I've recently completed two books, Robert Novak's memoir, The Prince of Darkness, and Thomas Fleming's take on World War I, The Illusion of Victory. Both are good reads.
Novak, an "insider" columnist and TV personality who has gotten more conservative over the years, offers a candid account of the people he's worked with and written about. Refreshingly, Novak is candid about his mistakes as well as the many fools (as he sees it) whom he has had to suffer more or less gladly. He's particularly merciless to Jimmy Carter, whom he calls an inveterate liar, and John McLaughlin, the chat-show host, whose vanity, according to Novak, knows no bounds.
Novak also describes his conversion to Catholicism in a rather matter-of-fact way, and regularly discusses his income, an unusual bit of candor in an autobiography, but interesting nonetheless--what do the chattering classes live on?
The book is remarkably open and honest, and very much a book by a reporter, rather prosaic, full of detail, and invariably interesting.

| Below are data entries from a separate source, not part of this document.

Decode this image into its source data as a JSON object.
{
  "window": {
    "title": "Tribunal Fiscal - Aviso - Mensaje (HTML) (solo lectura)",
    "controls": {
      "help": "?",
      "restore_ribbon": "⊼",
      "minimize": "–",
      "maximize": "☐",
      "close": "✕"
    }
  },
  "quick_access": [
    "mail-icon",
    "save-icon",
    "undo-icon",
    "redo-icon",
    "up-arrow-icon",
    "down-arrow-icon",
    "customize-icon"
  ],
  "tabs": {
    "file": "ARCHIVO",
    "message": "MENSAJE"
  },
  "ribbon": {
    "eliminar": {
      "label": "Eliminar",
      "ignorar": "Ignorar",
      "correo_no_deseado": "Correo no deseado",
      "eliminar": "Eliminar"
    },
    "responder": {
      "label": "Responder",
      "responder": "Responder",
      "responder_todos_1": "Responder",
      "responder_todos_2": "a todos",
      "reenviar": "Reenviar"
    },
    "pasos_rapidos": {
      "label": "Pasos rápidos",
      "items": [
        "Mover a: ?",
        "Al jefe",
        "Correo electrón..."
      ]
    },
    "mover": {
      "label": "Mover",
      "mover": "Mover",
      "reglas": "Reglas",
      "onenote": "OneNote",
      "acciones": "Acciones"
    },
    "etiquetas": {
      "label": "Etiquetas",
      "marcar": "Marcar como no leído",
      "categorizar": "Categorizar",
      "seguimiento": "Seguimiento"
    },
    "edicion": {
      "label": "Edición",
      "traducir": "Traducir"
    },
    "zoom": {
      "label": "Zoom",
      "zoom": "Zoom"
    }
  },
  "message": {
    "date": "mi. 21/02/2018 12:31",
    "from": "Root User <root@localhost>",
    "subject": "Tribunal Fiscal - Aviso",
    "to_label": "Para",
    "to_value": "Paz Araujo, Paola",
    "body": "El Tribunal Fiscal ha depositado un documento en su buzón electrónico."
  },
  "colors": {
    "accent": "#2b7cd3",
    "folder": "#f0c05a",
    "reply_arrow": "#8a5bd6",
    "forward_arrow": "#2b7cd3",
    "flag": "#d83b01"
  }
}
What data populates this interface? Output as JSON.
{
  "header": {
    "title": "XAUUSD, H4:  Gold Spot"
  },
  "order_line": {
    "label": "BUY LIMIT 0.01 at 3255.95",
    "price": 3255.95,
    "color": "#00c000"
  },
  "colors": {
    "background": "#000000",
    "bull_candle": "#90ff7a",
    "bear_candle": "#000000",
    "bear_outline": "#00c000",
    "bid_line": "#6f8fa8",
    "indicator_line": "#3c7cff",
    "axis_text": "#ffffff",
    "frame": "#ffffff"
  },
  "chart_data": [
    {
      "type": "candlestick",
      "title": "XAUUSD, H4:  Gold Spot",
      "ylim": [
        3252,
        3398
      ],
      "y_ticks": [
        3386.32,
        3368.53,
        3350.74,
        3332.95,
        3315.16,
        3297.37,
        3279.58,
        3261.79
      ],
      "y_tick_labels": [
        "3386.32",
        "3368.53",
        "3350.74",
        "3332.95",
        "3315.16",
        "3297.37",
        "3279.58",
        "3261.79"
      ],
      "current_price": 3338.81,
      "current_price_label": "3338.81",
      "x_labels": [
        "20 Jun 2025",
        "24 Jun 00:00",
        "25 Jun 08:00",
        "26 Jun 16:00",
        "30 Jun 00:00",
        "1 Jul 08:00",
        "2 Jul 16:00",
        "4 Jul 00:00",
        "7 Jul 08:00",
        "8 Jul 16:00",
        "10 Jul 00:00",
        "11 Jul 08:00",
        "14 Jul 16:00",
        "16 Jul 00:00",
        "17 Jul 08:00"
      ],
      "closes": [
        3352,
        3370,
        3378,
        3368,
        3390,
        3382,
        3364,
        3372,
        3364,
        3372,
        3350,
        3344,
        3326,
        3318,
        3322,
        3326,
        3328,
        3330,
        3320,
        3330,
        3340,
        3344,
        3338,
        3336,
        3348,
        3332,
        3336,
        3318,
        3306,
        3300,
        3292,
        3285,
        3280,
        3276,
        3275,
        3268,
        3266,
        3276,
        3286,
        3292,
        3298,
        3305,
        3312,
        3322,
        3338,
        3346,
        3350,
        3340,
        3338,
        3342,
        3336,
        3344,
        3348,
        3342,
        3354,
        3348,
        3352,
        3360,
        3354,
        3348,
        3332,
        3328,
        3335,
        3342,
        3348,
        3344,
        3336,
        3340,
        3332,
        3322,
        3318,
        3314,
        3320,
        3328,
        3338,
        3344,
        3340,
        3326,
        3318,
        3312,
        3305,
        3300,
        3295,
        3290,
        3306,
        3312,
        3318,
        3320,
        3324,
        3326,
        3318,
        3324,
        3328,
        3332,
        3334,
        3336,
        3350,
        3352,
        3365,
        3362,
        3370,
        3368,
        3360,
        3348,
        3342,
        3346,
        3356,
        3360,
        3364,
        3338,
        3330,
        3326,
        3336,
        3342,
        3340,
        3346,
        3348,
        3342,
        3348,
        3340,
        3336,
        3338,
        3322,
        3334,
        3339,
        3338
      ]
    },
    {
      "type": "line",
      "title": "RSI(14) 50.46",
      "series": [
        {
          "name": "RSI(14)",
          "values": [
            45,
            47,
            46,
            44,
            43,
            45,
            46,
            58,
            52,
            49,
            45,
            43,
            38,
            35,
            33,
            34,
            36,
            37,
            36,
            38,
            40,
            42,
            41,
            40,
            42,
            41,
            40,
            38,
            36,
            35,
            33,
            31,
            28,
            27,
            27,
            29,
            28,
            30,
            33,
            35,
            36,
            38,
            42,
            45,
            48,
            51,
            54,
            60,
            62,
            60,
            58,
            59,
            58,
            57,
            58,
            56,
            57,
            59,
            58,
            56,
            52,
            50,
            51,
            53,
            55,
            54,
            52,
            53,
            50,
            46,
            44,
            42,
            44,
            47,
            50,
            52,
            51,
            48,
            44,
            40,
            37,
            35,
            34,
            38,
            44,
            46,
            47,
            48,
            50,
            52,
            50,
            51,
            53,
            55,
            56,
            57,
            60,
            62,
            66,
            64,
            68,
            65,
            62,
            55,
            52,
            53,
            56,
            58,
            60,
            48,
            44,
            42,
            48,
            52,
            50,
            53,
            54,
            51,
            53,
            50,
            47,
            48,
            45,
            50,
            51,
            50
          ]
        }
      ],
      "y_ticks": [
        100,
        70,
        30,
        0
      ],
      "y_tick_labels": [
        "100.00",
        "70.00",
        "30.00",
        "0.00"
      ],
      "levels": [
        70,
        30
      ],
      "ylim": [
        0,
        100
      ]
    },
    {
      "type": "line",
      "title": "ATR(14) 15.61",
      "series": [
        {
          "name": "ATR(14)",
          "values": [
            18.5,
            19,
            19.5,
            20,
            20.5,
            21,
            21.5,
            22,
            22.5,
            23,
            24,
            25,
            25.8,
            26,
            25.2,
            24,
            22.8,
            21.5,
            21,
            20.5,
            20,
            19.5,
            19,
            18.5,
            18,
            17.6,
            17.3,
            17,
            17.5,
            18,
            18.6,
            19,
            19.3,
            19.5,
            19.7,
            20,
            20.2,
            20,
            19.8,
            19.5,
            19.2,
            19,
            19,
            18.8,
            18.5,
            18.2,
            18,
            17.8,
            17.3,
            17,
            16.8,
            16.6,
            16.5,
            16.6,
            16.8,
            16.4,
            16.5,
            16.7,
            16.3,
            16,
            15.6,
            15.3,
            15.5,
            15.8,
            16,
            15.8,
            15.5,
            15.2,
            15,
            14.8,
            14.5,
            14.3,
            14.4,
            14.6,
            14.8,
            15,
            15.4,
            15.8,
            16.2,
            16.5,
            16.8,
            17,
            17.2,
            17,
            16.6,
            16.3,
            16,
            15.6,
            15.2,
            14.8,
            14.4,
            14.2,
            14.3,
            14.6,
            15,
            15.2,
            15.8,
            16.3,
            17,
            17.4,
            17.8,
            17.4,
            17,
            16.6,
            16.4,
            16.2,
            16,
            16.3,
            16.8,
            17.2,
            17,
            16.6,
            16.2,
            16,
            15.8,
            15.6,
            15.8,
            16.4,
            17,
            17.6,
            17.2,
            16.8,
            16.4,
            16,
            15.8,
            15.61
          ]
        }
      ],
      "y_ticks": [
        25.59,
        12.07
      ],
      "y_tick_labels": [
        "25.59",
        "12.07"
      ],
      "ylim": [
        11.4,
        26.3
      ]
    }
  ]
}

Fleming, who's a bit of an ideologue when he writes for Chronicles, a very paleoconservative rag, writes as a historican. On display are the courage and innocence of the doughboys who were drafted to die in the fields of France, and of Robert LaFollette, who courageously opposed the war. The preeminent role is played, however, by the horrid Woodrow Wilson, whose sanctimony, inflexibility, and vanity contributed so much to the disastrous outcome of the war, as well as to the atmosphere of repression that dominated the country and echoes to this day.